Stored dataset items:
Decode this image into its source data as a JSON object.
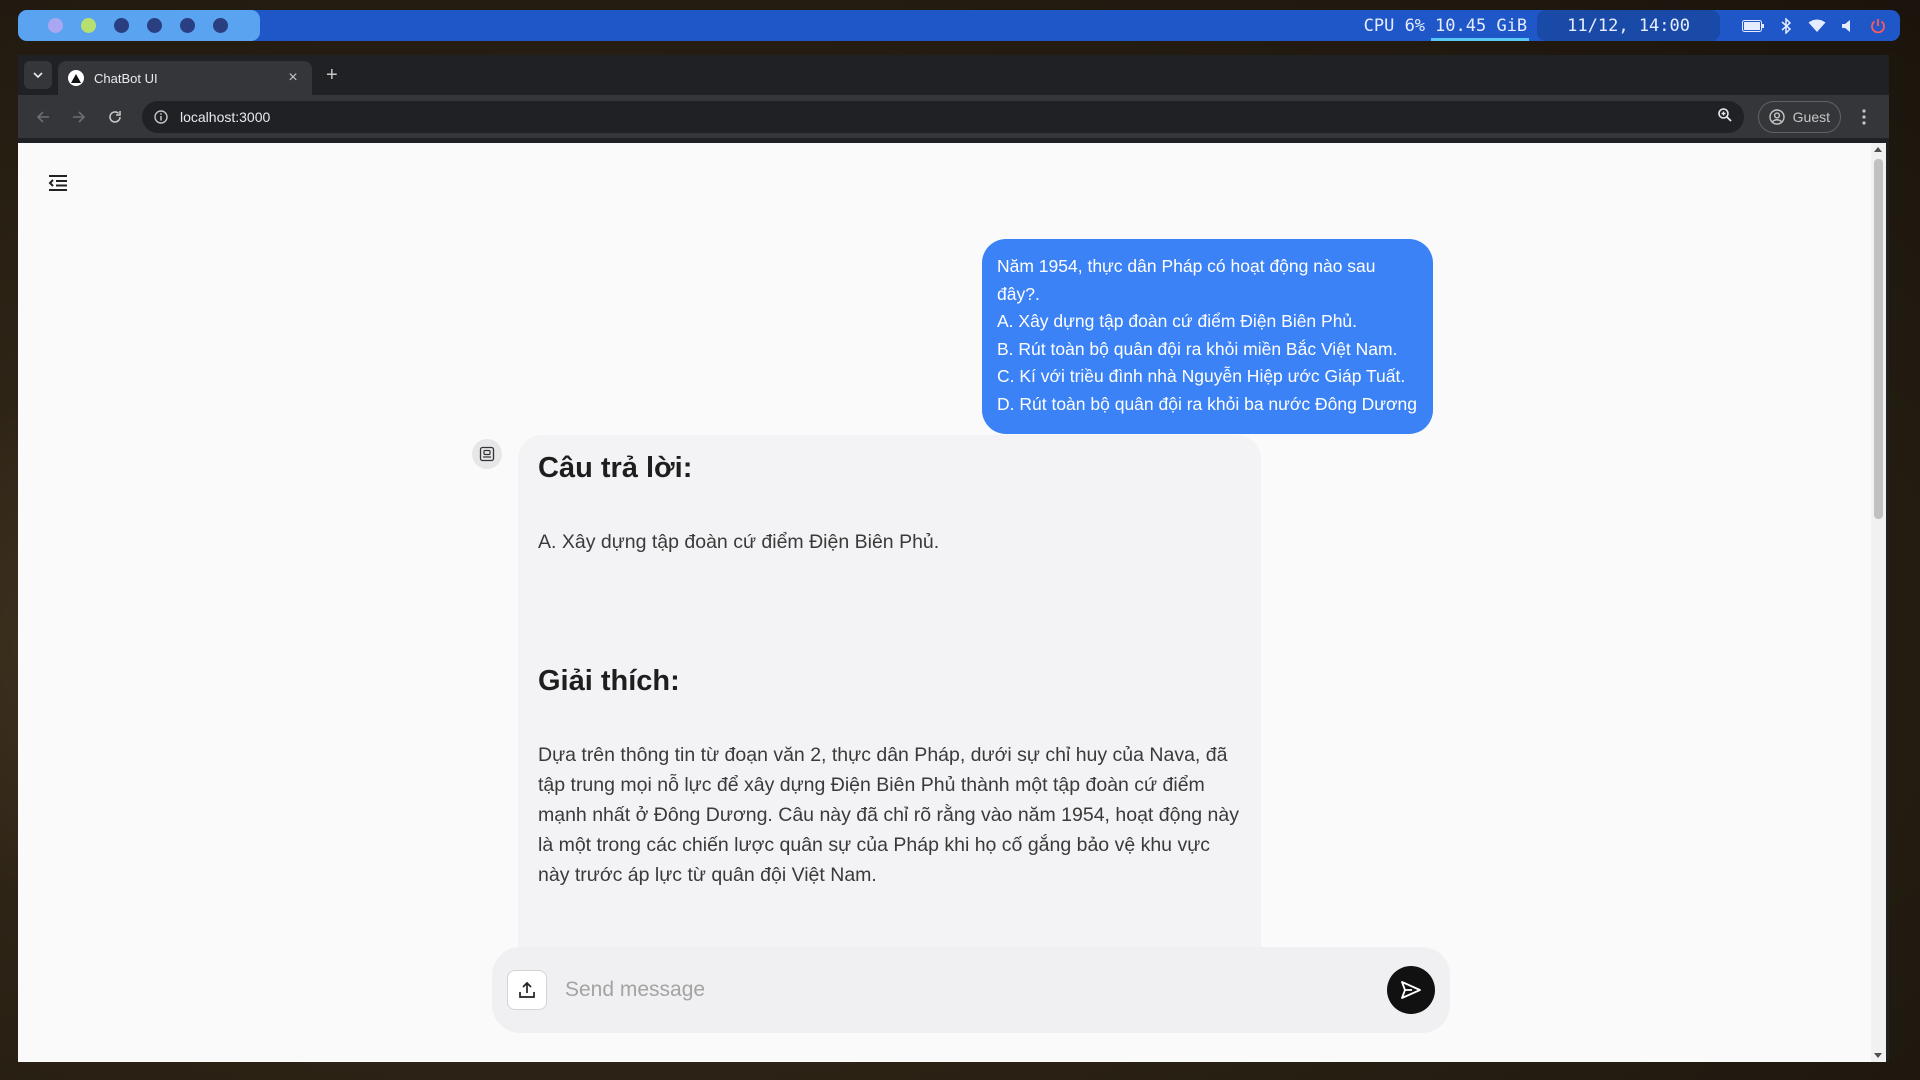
{
  "system_bar": {
    "cpu": "CPU 6%",
    "memory": "10.45 GiB",
    "datetime": "11/12, 14:00",
    "icons": [
      "battery-icon",
      "bluetooth-icon",
      "wifi-icon",
      "volume-icon",
      "power-icon"
    ]
  },
  "browser": {
    "tab_title": "ChatBot UI",
    "url": "localhost:3000",
    "profile_label": "Guest"
  },
  "chat": {
    "user_message": {
      "lines": [
        "Năm 1954, thực dân Pháp có hoạt động nào sau đây?.",
        "A. Xây dựng tập đoàn cứ điểm Điện Biên Phủ.",
        "B. Rút toàn bộ quân đội ra khỏi miền Bắc Việt Nam.",
        "C. Kí với triều đình nhà Nguyễn Hiệp ước Giáp Tuất.",
        "D. Rút toàn bộ quân đội ra khỏi ba nước Đông Dương"
      ]
    },
    "bot_message": {
      "answer_heading": "Câu trả lời:",
      "answer_text": "A. Xây dựng tập đoàn cứ điểm Điện Biên Phủ.",
      "explanation_heading": "Giải thích:",
      "explanation_text": "Dựa trên thông tin từ đoạn văn 2, thực dân Pháp, dưới sự chỉ huy của Nava, đã tập trung mọi nỗ lực để xây dựng Điện Biên Phủ thành một tập đoàn cứ điểm mạnh nhất ở Đông Dương. Câu này đã chỉ rõ rằng vào năm 1954, hoạt động này là một trong các chiến lược quân sự của Pháp khi họ cố gắng bảo vệ khu vực này trước áp lực từ quân đội Việt Nam."
    },
    "composer": {
      "placeholder": "Send message",
      "value": ""
    }
  },
  "colors": {
    "user_bubble": "#3b82f6",
    "bot_bubble": "#f3f3f5",
    "send_button": "#111111"
  }
}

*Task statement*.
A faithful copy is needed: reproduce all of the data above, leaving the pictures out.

*Task result*.
Decode this image into its source data as a JSON object.
{
  "system_bar": {
    "cpu": "CPU 6%",
    "memory": "10.45 GiB",
    "datetime": "11/12, 14:00",
    "icons": [
      "battery-icon",
      "bluetooth-icon",
      "wifi-icon",
      "volume-icon",
      "power-icon"
    ]
  },
  "browser": {
    "tab_title": "ChatBot UI",
    "url": "localhost:3000",
    "profile_label": "Guest"
  },
  "chat": {
    "user_message": {
      "lines": [
        "Năm 1954, thực dân Pháp có hoạt động nào sau đây?.",
        "A. Xây dựng tập đoàn cứ điểm Điện Biên Phủ.",
        "B. Rút toàn bộ quân đội ra khỏi miền Bắc Việt Nam.",
        "C. Kí với triều đình nhà Nguyễn Hiệp ước Giáp Tuất.",
        "D. Rút toàn bộ quân đội ra khỏi ba nước Đông Dương"
      ]
    },
    "bot_message": {
      "answer_heading": "Câu trả lời:",
      "answer_text": "A. Xây dựng tập đoàn cứ điểm Điện Biên Phủ.",
      "explanation_heading": "Giải thích:",
      "explanation_text": "Dựa trên thông tin từ đoạn văn 2, thực dân Pháp, dưới sự chỉ huy của Nava, đã tập trung mọi nỗ lực để xây dựng Điện Biên Phủ thành một tập đoàn cứ điểm mạnh nhất ở Đông Dương. Câu này đã chỉ rõ rằng vào năm 1954, hoạt động này là một trong các chiến lược quân sự của Pháp khi họ cố gắng bảo vệ khu vực này trước áp lực từ quân đội Việt Nam."
    },
    "composer": {
      "placeholder": "Send message",
      "value": ""
    }
  },
  "colors": {
    "user_bubble": "#3b82f6",
    "bot_bubble": "#f3f3f5",
    "send_button": "#111111"
  }
}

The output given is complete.